His record-breakers resume duty at the quarterfinal stage at the Princess Magogo on June 1, against the winner of Group A, which features Angola, Comoros, eSwatini and Mauritius.
A good tournament will put them in good stead for AFCON, where they are pooled alongside hosts Egypt, Democratic Republic of Congo and Uganda in Group A.
Four-time winners South Africa are chasing their first COSAFA title since 2016.
Bafana Bafana entertain Botswana in the quarterfinals on June 2 also at the Princess Magogo.
The hosts are using the tournament to widen their selection pool in preparation for Egypt where they are alongside Ivory Coast, Morocco and Namibia in Group D.
Zambia, another four-time winner, only has the COSAFA Cup as their only hope for silverware this year.
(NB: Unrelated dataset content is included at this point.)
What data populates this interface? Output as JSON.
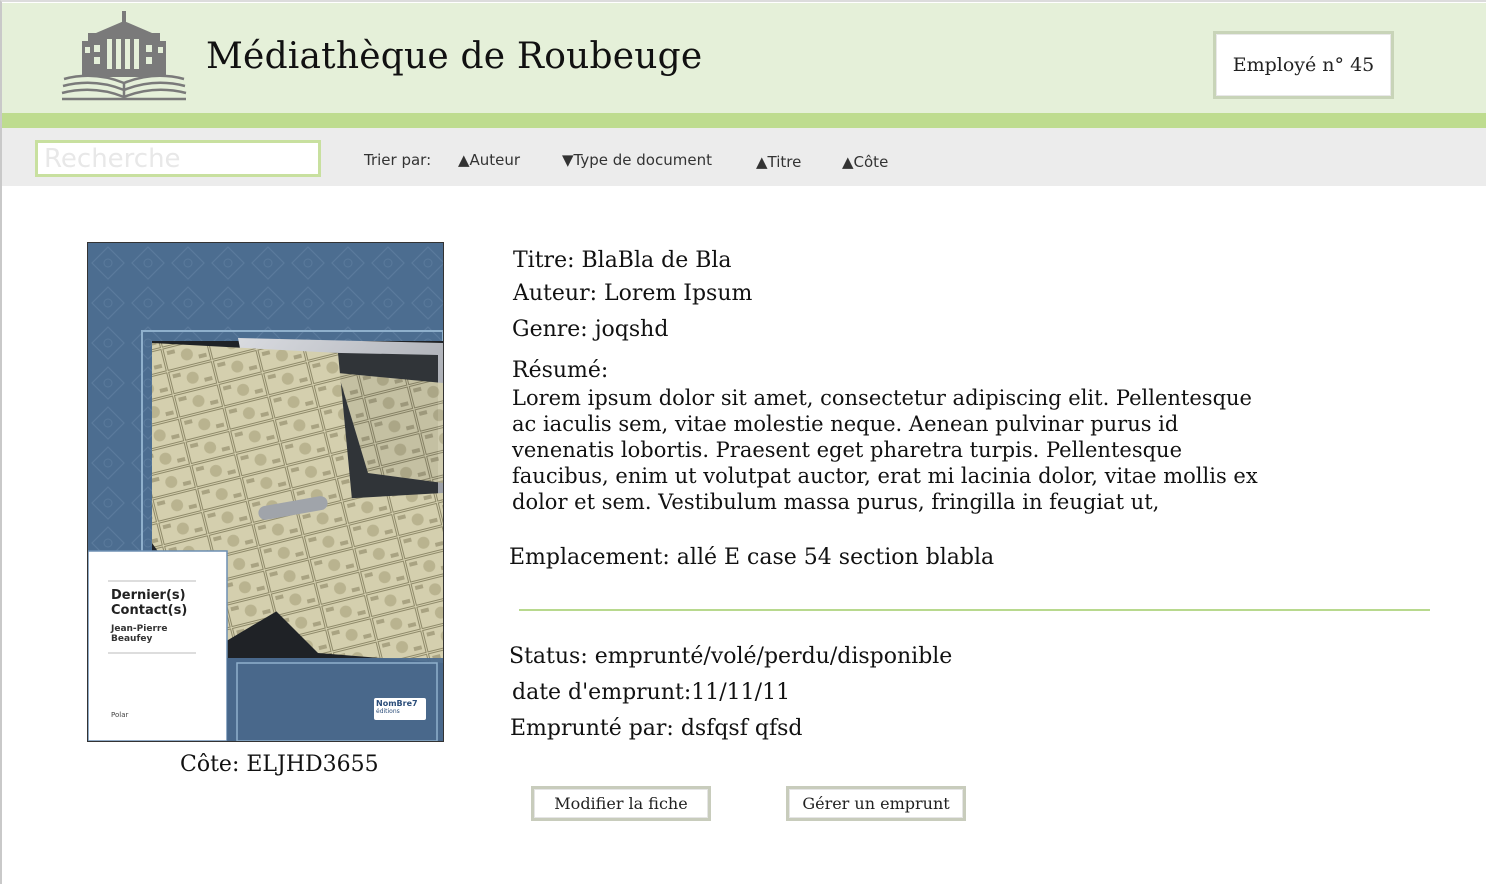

A wobbly qualification campaign meant Chipolopolo missed out on the second successive edition of the tournament they won in 2012.
Their last COSAFA title came a year later. Coach Aggrey Chiyangi's side are seeded and tackle the winner of Group B, consisting of Malawi, Mozambique, Namibia and Seychelles, on June 2 at Princess Magogo.
Three-time winners Angola have been a disappointment in recent editions, their last success coming in 2004. They are another side usitilising the tournament to prepare for their return to the AFCON. The Palancas Negras are in Group E alongside Mali, Mauritania and Tunisia.
Uganda are guest participants but are familiar with COSAFA tournaments having participated at the Women's Championship in South Africa last year and at Under-20 level in the men's competition.
The Cranes come with their tails up after qualifying for two successive AFCON tournaments, having waited 39 years to qualify for the 2017 edition.
Stand-in coach, Abdallah Mubiru, was upbeat ahead of the Durban assignment, which starts with a match against Lesotho' Crocodiles. His side is made up entirely of locally-based players, many from SC Villa, Vipers and Kampala City Council.
"My main target is to perform better in COSAFA by putting up good performances in the tournament, which will earn us respect as coaches, players and the nation at large," Mubiru told media.
The COSAFA tournament ends on June 8 at the Moses Mabhida Stadium.